Is virtual reality just for the video game industry? The annual Consumer Electronics Show in Las Vegas dedicated an entire hall to virtual and augmented reality, with over 40 exhibitors showcasing their technology – a 77% increase from 2015! There were a wide range of VR experiences being showcased. For example, in Lowe’s Holoroom booth, you could remodel your kitchen on a tablet and then immerse yourself into your finished room wearing an Oculus headset. In VirZoom’s booth, you could hop on a stationary bicycle with your VR headset and enjoy a great workout without even realizing you’re exercising. In your view, you’re powering a horse in a race, a tank in battle, or a fire-breathing dragon through the mountains.
This goes to show that virtual reality has the potential to disrupt so many industries beyond just gaming. Retail, education, real estate, news and travel industries will all benefit from the ability to immerse people in new environments. Things really get interesting when you consider how VR will impact professionals in the legal and finance spaces, and the ways in which they will be able to perceive and manipulate data and information.
The Thomson Reuters perspective
Virtual reality is a great opportunity for Thomson Reuters to showcase our data intelligence, technology and human expertise in a whole new way.
Our first foray into VR combines original Reuters photography with one-minute thought leadership pieces from our experts. When users put on VR headsets, they can select from six different experiences. They can view inside and all around the Amazon distribution center while learning about supply chain risk from Shaun Sibley, or see a woman working in the Ford factory and listen to Monique Villa detail the global economic impact of gender inequality in the workplace.
We are continuing to explore VR capabilities through 2016, particularly with Reuters content.
Virtual Reality at Davos
Every year, some of our executives and a team of Reuters journalists go to Switzerland for the World Economic Forum’s Annual Meeting at Davos.
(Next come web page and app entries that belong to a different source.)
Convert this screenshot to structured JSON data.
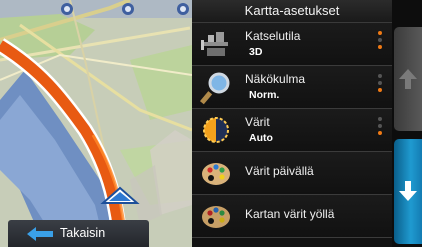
{
  "panel": {
    "title": "Kartta-asetukset",
    "items": [
      {
        "label": "Katselutila",
        "value": "3D",
        "icon": "view-mode-icon",
        "selected_index": 0
      },
      {
        "label": "Näkökulma",
        "value": "Norm.",
        "icon": "magnifier-icon",
        "selected_index": 2
      },
      {
        "label": "Värit",
        "value": "Auto",
        "icon": "day-night-icon",
        "selected_index": 2
      },
      {
        "label": "Värit päivällä",
        "icon": "palette-icon"
      },
      {
        "label": "Kartan värit yöllä",
        "icon": "palette-night-icon"
      }
    ]
  },
  "back_button": {
    "label": "Takaisin",
    "icon": "back-arrow-icon"
  },
  "colors": {
    "accent": "#f07a14",
    "scroll_active": "#1f9ad0",
    "route": "#e85a12"
  }
}
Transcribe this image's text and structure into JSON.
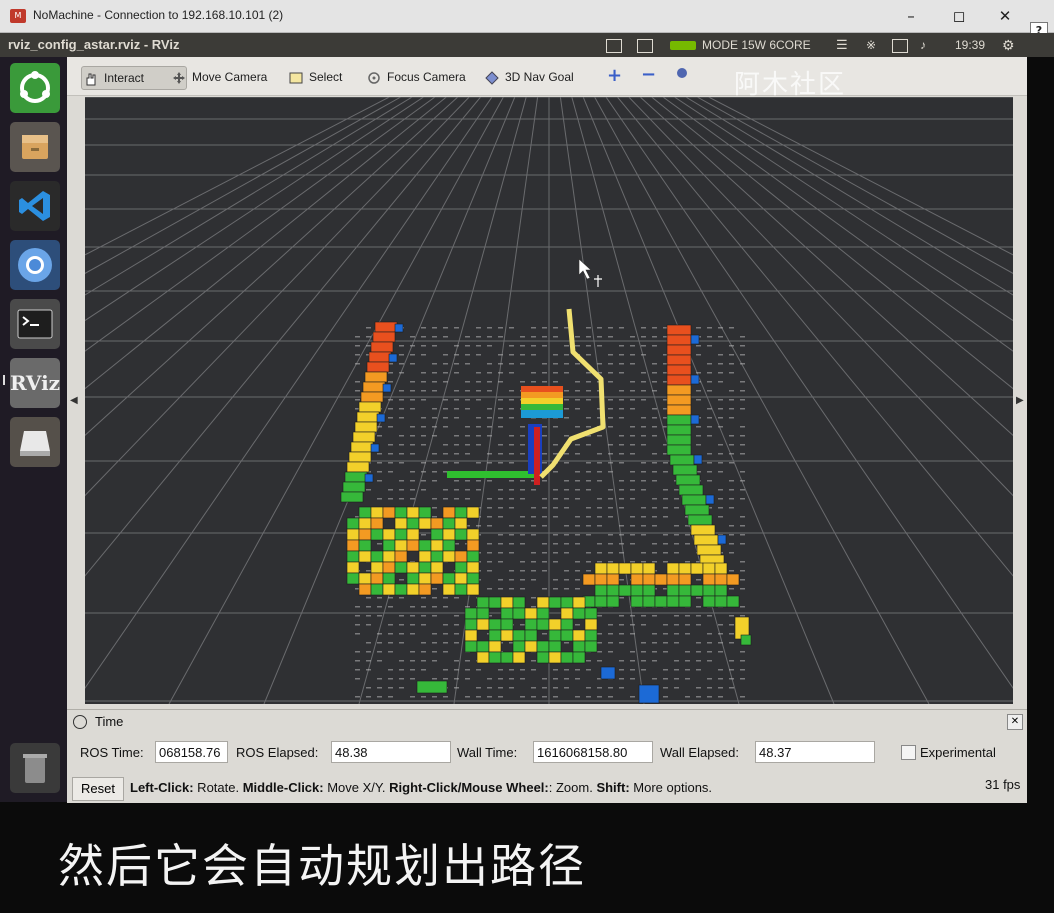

Given the high-profile audience at Davos and our notable presence at the event, we decided to pilot our VR experience inside our “headquarters” next to the main conference center in town.
We stationed five Samsung Gear VR headsets for guests of the Davos Today show, their teams, and other visitors to try out. In addition, we had the VR experience available at Monique Villa’s exclusive breakfast event focused on cultivating female leaders.
We had around 50 people in total try it from companies like EY and JP Morgan, nonprofits like the International Red Cross, and of course our own Reuters journalists.
Visit Innovation @ ThomsonReuters.com to learn more about how we are pairing technology with human expertise and how you can get involved.